■ **About this task**: Please return each record below exactly, with nothing left out.

========================================

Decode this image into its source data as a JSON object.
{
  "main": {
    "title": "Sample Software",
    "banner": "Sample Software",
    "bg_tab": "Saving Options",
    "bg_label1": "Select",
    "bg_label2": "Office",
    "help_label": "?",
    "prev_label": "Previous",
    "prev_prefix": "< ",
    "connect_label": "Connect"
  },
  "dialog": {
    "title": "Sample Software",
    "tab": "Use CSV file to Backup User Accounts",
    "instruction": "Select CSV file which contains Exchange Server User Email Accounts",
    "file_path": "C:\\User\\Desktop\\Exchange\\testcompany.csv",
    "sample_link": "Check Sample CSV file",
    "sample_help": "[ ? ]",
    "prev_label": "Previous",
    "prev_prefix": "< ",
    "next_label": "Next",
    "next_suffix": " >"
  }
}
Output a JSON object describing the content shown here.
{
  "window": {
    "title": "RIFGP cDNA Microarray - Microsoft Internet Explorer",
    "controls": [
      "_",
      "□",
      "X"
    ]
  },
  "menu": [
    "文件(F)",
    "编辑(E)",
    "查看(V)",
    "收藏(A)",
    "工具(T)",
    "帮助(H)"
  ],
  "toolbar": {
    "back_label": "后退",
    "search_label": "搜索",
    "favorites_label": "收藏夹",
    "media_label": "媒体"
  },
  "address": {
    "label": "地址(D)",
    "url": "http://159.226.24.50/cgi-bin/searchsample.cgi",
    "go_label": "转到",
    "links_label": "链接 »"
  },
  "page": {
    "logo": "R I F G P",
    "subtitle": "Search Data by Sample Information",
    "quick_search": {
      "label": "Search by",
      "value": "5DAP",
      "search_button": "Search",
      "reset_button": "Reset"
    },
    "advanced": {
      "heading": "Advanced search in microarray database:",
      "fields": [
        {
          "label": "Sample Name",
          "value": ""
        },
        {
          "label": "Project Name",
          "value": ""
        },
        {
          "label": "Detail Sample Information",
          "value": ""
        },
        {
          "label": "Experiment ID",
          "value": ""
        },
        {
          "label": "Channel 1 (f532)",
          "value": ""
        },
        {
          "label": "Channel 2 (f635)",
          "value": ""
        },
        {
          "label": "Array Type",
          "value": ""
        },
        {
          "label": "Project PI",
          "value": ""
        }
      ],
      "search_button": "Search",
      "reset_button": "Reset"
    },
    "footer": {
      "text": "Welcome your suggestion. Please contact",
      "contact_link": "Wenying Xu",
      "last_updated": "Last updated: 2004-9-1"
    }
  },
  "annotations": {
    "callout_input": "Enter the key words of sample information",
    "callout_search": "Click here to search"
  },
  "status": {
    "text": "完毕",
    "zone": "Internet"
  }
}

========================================

■ **Reply to the exercise**:
Decode this image into its source data as a JSON object.
{
  "main": {
    "title": "Sample Software",
    "banner": "Sample Software",
    "bg_tab": "Saving Options",
    "bg_label1": "Select",
    "bg_label2": "Office",
    "help_label": "?",
    "prev_label": "Previous",
    "prev_prefix": "< ",
    "connect_label": "Connect"
  },
  "dialog": {
    "title": "Sample Software",
    "tab": "Use CSV file to Backup User Accounts",
    "instruction": "Select CSV file which contains Exchange Server User Email Accounts",
    "file_path": "C:\\User\\Desktop\\Exchange\\testcompany.csv",
    "sample_link": "Check Sample CSV file",
    "sample_help": "[ ? ]",
    "prev_label": "Previous",
    "prev_prefix": "< ",
    "next_label": "Next",
    "next_suffix": " >"
  }
}
Output a JSON object describing the content shown here.
{
  "window": {
    "title": "RIFGP cDNA Microarray - Microsoft Internet Explorer",
    "controls": [
      "_",
      "□",
      "X"
    ]
  },
  "menu": [
    "文件(F)",
    "编辑(E)",
    "查看(V)",
    "收藏(A)",
    "工具(T)",
    "帮助(H)"
  ],
  "toolbar": {
    "back_label": "后退",
    "search_label": "搜索",
    "favorites_label": "收藏夹",
    "media_label": "媒体"
  },
  "address": {
    "label": "地址(D)",
    "url": "http://159.226.24.50/cgi-bin/searchsample.cgi",
    "go_label": "转到",
    "links_label": "链接 »"
  },
  "page": {
    "logo": "R I F G P",
    "subtitle": "Search Data by Sample Information",
    "quick_search": {
      "label": "Search by",
      "value": "5DAP",
      "search_button": "Search",
      "reset_button": "Reset"
    },
    "advanced": {
      "heading": "Advanced search in microarray database:",
      "fields": [
        {
          "label": "Sample Name",
          "value": ""
        },
        {
          "label": "Project Name",
          "value": ""
        },
        {
          "label": "Detail Sample Information",
          "value": ""
        },
        {
          "label": "Experiment ID",
          "value": ""
        },
        {
          "label": "Channel 1 (f532)",
          "value": ""
        },
        {
          "label": "Channel 2 (f635)",
          "value": ""
        },
        {
          "label": "Array Type",
          "value": ""
        },
        {
          "label": "Project PI",
          "value": ""
        }
      ],
      "search_button": "Search",
      "reset_button": "Reset"
    },
    "footer": {
      "text": "Welcome your suggestion. Please contact",
      "contact_link": "Wenying Xu",
      "last_updated": "Last updated: 2004-9-1"
    }
  },
  "annotations": {
    "callout_input": "Enter the key words of sample information",
    "callout_search": "Click here to search"
  },
  "status": {
    "text": "完毕",
    "zone": "Internet"
  }
}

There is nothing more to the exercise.